'World's heaviest woman' dies after being bedridden for 25 years

'World's heaviest woman' dies after being bedridden for 25 years

The woman once dubbed the heaviest in the world has passed away at the age of 37.

Eman Ahmed Abd El Aty, from Alexandria, Egypt, had recently undergone surgery when she died from various complications relating to her weight, including kidney dysfunction and heart disease.

At her heaviest she weighed 1,100 lbs (500 kgs), and was restricted to her bed for most of her life. Heavy since she was young, it is her parents' belief that Eman Ahmed Abd El Aty suffered from an infectious disease called elephantiasis, which causes severe swelling in the arms and legs.

Credit: CEN

Due to this, she lost the ability to walk when she was just 11 years old, after a cerebral stroke rendered her unable to leave her bed. The lack of movement in her bed only caused the condition to worsen over time. At one point doctors believed she had a thyroid issue, a hormone that regulates your metabolism. Around 5-10 lbs of body weight are dependent on the thyroid, depending on the severity of the case, with her condition far out of this range.

Her sister started an online campaign to help raise awareness, which attracted the attention of a Mumbai doctor, Dr. Lakdawala, who took on her case for free. She was flown over in March, inside a modified plane in January that could take her weight. This was the first time she had left the house in 25 years.

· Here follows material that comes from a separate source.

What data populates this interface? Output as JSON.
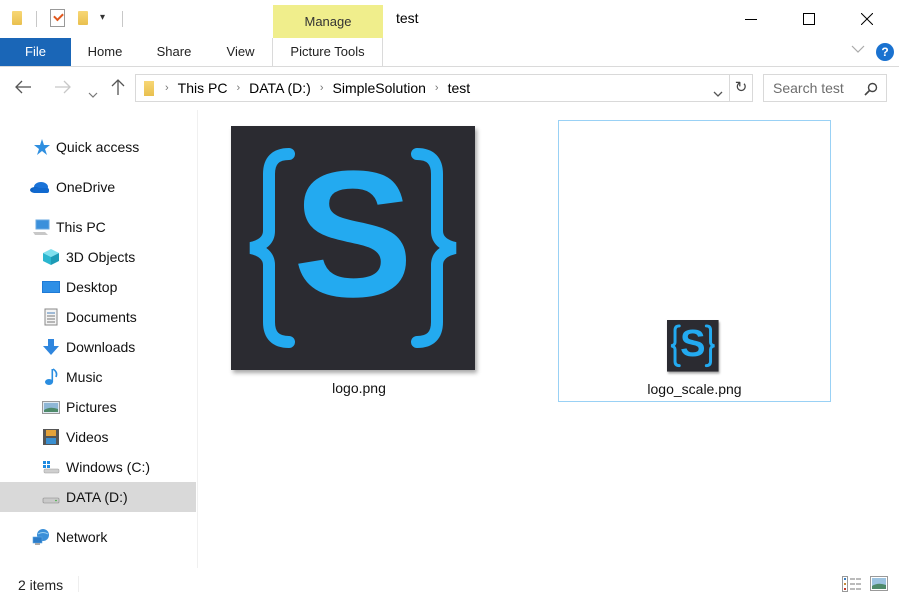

Credit: Getty

Before the procedure, she had to lose 220 lbs to be able to make it onto the operating table. After this the bariatric surgery could be completed, a last resort operation that can be used to restrict the size of the stomach. The surgery was announced to be a success, and the hospital released photos of Ms Abd El Aty, claiming that she could now fit into a wheelchair, sit for longer periods of time, and had lost 600 lbs .

Afterwards, Eman's sister Shaimaa revealed that she believed that the hospital had lied about the weight loss and were sending her home too soon, speaking in a video she published online:

"He didn't weigh her before and after. If he has any proof of her weight loss, show us the video of her weight before and after."

"There are cases like this in other parts of the world. In America and in other countries, there are heavyweight people. They have been in the hospital for one or two years to lose weight and become normal.

Credit: Saifee Hospital

"But just after a month or two here, the doctors say that I can take my sister back. I asked them how, as she is still very big and if anything happens to her in Egypt, how can I go to a hospital there?"

"It would be impossible and nobody would help me in Egypt. I said, 'Please please keep her for a long time to help her lose weight'"

The hospital angrily dismissed these claims and stuck by its earlier statements. Eman was then transferred from the specialist surgery to a hospital Abu Dhabi in May, where she continued to recover. Unfortunately, this week Eman passed away, before she was able have the additional surgeries planned, or take part in the physiotherapy sessions needed to regain the use of her limbs.

The Abu Dhabi hospital released an announcement as to her death, but there hasn't been a specific cause given for her death as of yet.